- Indeterminate arithmetic such as 0 divided by 0, or subtracting infinity from infinity
- Using a Not-A-Number (NAN) as an operand with some instructions
- Trying to extract the square root of a negative number
If the FPU handles this exception (when the IM bit is set in the Control Word), it would either return the NAN if one was used as an operand (or the larger absolute value if two NANs were used as operands), or otherwise return a special "INDEFINITE" NAN.
See the FSTSW instruction for details on how to access the Status Word register.
The Tag Word 16-bit register is managed by the FPU to maintain some information on the content of each of its 80-bit registers.
The Tag Word is divided into 8 fields of 2 bits each as depicted in the following Fig.1.4.
The above Tag numbers correspond to the FPU's internal numbering system for the 80-bit registers (the BC numbers). The meaning of each pair of bits is as follows:
00 = The register contains a valid non-zero value
01 = The register contains a value equal to 0
10 = The register contains a special value (NAN, infinity, or denormal)
11 = The register is empty
When the FPU is initialized, all the 80-bit registers are empty and the Tag Word would thus have an overall value of
If a valid non-zero value is then loaded, the Tag Word would then be change to
0011111111111111b (3FFFh). (Remember that the very first value loaded goes into BC7.)
If a second value equal to 0 was then loaded, the Tag Word would become
0001111111111111b (1FFFh). (And the second value loaded goes into BC6.)
Although this Tag Word may contain information which could also be useful to the programmer, it cannot be accessed directly nor by itself.
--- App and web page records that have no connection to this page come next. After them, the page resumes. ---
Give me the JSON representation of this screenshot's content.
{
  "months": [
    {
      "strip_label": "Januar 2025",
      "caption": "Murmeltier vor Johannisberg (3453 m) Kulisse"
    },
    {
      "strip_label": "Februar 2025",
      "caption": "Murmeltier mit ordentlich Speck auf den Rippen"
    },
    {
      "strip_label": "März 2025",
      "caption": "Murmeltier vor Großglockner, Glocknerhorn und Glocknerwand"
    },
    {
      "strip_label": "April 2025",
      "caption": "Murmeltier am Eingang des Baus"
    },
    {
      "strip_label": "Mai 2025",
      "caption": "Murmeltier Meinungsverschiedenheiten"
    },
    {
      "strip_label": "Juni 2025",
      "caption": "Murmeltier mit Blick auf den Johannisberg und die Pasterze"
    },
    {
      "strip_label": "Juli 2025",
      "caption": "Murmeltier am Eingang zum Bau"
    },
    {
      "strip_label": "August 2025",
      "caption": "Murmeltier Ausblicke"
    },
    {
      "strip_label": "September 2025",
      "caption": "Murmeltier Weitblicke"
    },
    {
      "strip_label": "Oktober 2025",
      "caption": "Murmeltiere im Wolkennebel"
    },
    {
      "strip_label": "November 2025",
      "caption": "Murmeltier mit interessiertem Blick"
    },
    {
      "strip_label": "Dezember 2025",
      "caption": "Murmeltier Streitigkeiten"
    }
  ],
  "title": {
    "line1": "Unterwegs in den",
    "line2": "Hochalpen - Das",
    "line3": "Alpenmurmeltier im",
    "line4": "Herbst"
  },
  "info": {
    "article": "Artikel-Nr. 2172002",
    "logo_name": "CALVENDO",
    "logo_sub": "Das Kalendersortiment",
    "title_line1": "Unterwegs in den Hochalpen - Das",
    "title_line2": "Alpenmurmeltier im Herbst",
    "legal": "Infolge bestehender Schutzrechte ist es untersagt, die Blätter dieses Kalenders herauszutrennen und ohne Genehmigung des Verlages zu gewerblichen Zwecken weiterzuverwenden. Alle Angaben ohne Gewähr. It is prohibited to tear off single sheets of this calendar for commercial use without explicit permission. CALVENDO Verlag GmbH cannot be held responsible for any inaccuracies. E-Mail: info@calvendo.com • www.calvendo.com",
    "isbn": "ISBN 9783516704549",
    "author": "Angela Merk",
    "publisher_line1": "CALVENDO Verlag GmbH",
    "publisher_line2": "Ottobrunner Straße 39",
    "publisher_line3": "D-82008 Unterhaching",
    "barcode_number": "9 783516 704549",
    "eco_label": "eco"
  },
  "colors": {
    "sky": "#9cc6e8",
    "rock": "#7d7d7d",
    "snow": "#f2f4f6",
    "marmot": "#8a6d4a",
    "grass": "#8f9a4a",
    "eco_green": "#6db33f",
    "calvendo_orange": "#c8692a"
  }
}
The only way to gain access to it is to store the FPU's environment data in memory (see the FSTENV instruction) and examine it there. However, the information available in the Tag Word could also be obtained otherwise (such as with the FXAM instruction for individual registers).
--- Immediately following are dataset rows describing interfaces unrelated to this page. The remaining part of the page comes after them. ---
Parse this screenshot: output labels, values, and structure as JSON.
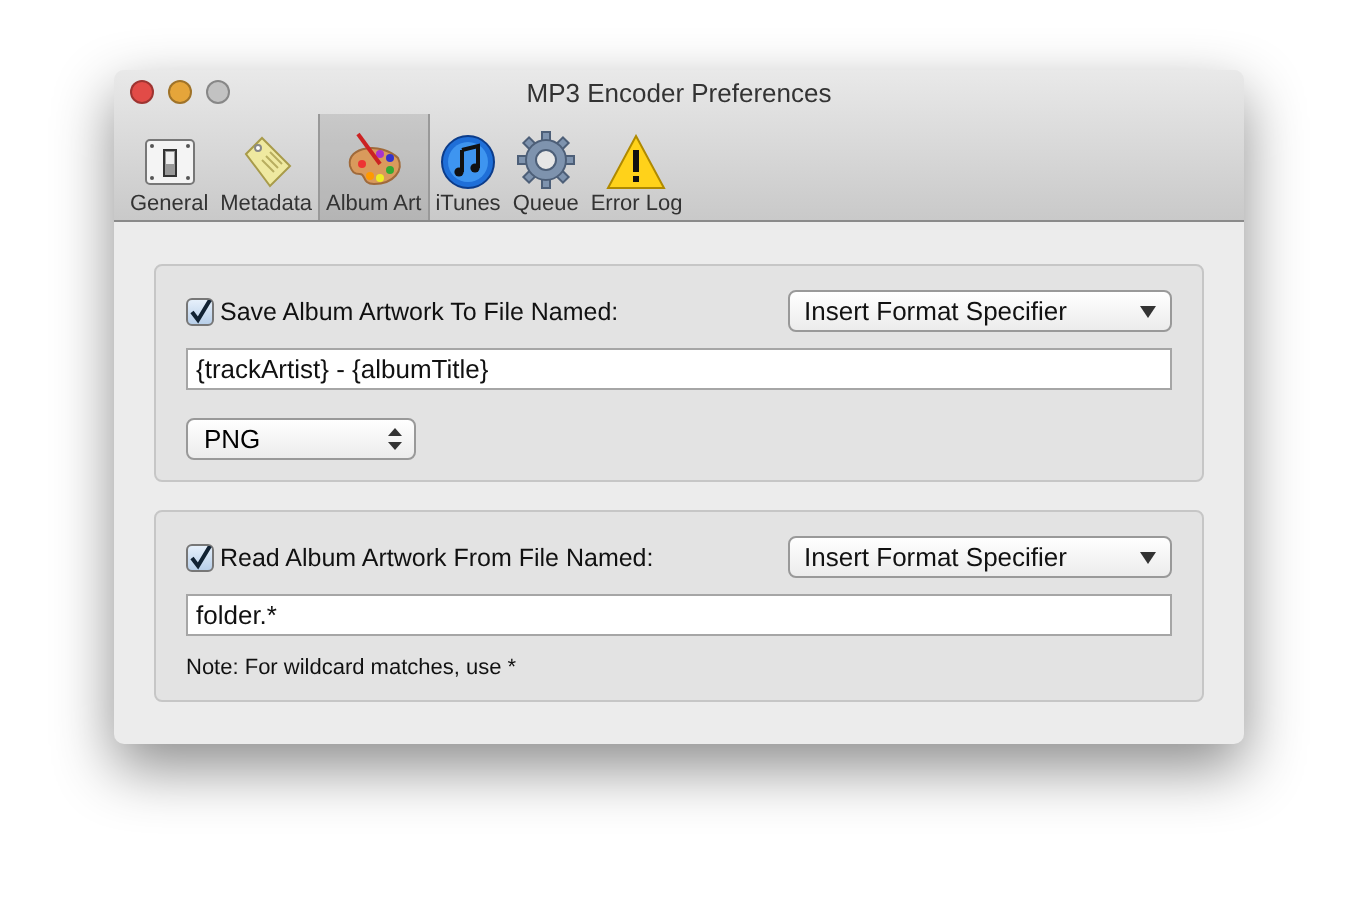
{
  "window": {
    "title": "MP3 Encoder Preferences"
  },
  "toolbar": {
    "items": [
      {
        "label": "General",
        "kind": "switch",
        "selected": false
      },
      {
        "label": "Metadata",
        "kind": "tag",
        "selected": false
      },
      {
        "label": "Album Art",
        "kind": "palette",
        "selected": true
      },
      {
        "label": "iTunes",
        "kind": "music",
        "selected": false
      },
      {
        "label": "Queue",
        "kind": "gear",
        "selected": false
      },
      {
        "label": "Error Log",
        "kind": "warning",
        "selected": false
      }
    ]
  },
  "sections": [
    {
      "checkbox": {
        "label": "Save Album Artwork To File Named:",
        "checked": true
      },
      "format_menu": {
        "label": "Insert Format Specifier"
      },
      "name_field": {
        "value": "{trackArtist} - {albumTitle}"
      },
      "format_popup": {
        "value": "PNG"
      }
    },
    {
      "checkbox": {
        "label": "Read Album Artwork From File Named:",
        "checked": true
      },
      "format_menu": {
        "label": "Insert Format Specifier"
      },
      "name_field": {
        "value": "folder.*"
      },
      "note": "Note: For wildcard matches, use *"
    }
  ]
}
Internal flag register
The FPU also has an internal exception flag register which is not accessible to the programmer. All these flags are cleared before each instruction and are set as each exception is encountered. Those are the flags that trigger a response from the FPU or an interrupt for the programmer's exception handler. They are also OR'ed with the exception flags of the Status Word to provide a cumulative record for the programmer.
It is possible that several of the flags could be set with a single instruction. For example, using a denormal number as an operand would set the Denormal flag. The result of the operation with it could then set the Underflow flag and the Precision flag.